------ Supplied material
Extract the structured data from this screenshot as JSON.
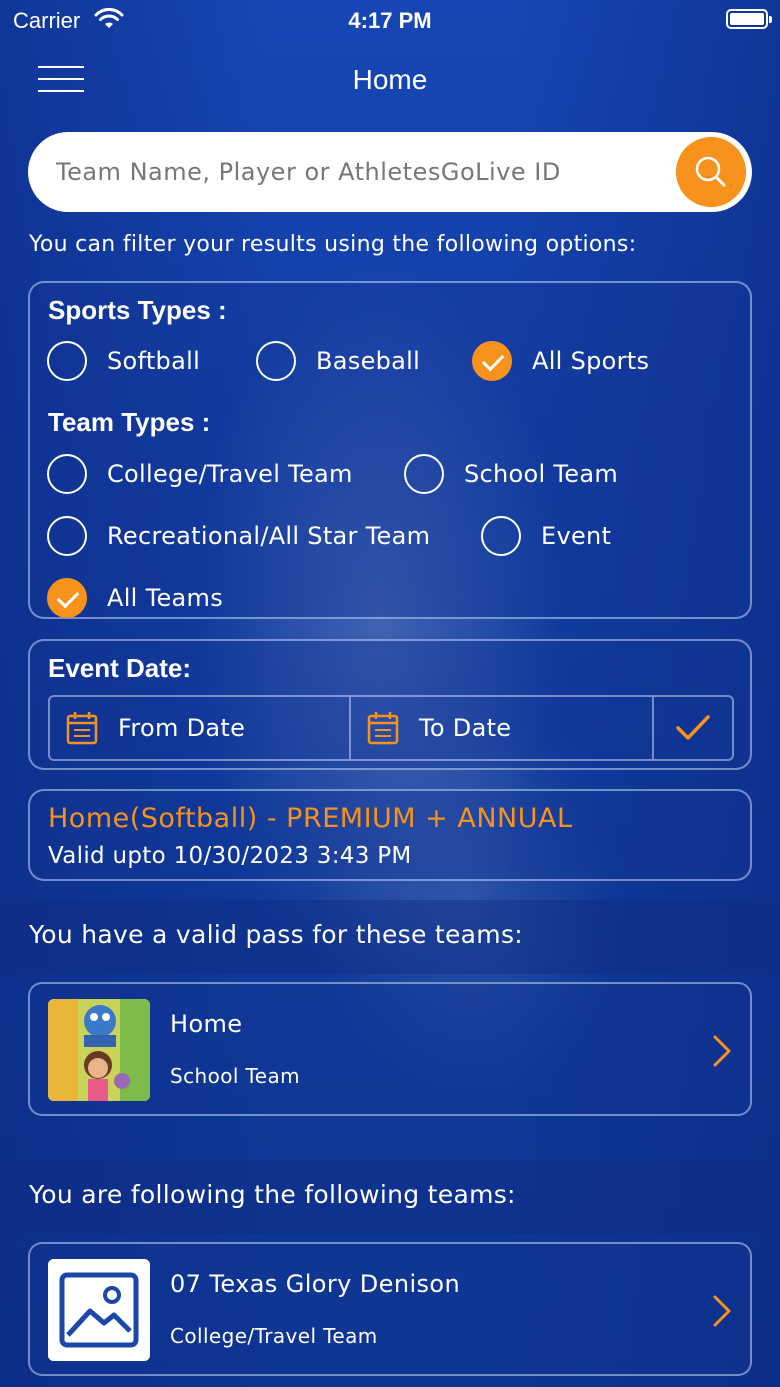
{
  "status_bar": {
    "carrier": "Carrier",
    "time": "4:17 PM"
  },
  "nav": {
    "title": "Home"
  },
  "search": {
    "placeholder": "Team Name, Player or AthletesGoLive ID"
  },
  "filter_hint": "You can filter your results using the following options:",
  "sports": {
    "title": "Sports Types :",
    "options": [
      {
        "label": "Softball",
        "checked": false
      },
      {
        "label": "Baseball",
        "checked": false
      },
      {
        "label": "All Sports",
        "checked": true
      }
    ]
  },
  "teams_filter": {
    "title": "Team Types :",
    "options": [
      {
        "label": "College/Travel Team",
        "checked": false
      },
      {
        "label": "School Team",
        "checked": false
      },
      {
        "label": "Recreational/All Star Team",
        "checked": false
      },
      {
        "label": "Event",
        "checked": false
      },
      {
        "label": "All Teams",
        "checked": true
      }
    ]
  },
  "event_date": {
    "title": "Event Date:",
    "from_label": "From Date",
    "to_label": "To Date"
  },
  "plan": {
    "title": "Home(Softball) - PREMIUM + ANNUAL",
    "valid": "Valid upto 10/30/2023 3:43 PM"
  },
  "pass_section": {
    "heading": "You have a valid pass for these teams:",
    "team": {
      "name": "Home",
      "type": "School Team"
    }
  },
  "follow_section": {
    "heading": "You are following the following teams:",
    "team": {
      "name": "07 Texas Glory Denison",
      "type": "College/Travel Team"
    }
  },
  "colors": {
    "accent": "#f7921c",
    "background": "#1341a8",
    "text": "#ffffff"
  }
}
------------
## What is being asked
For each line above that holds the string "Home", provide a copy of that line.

## Reply to the task
    "title": "Home"
    "title": "Home(Softball) - PREMIUM + ANNUAL",
      "name": "Home",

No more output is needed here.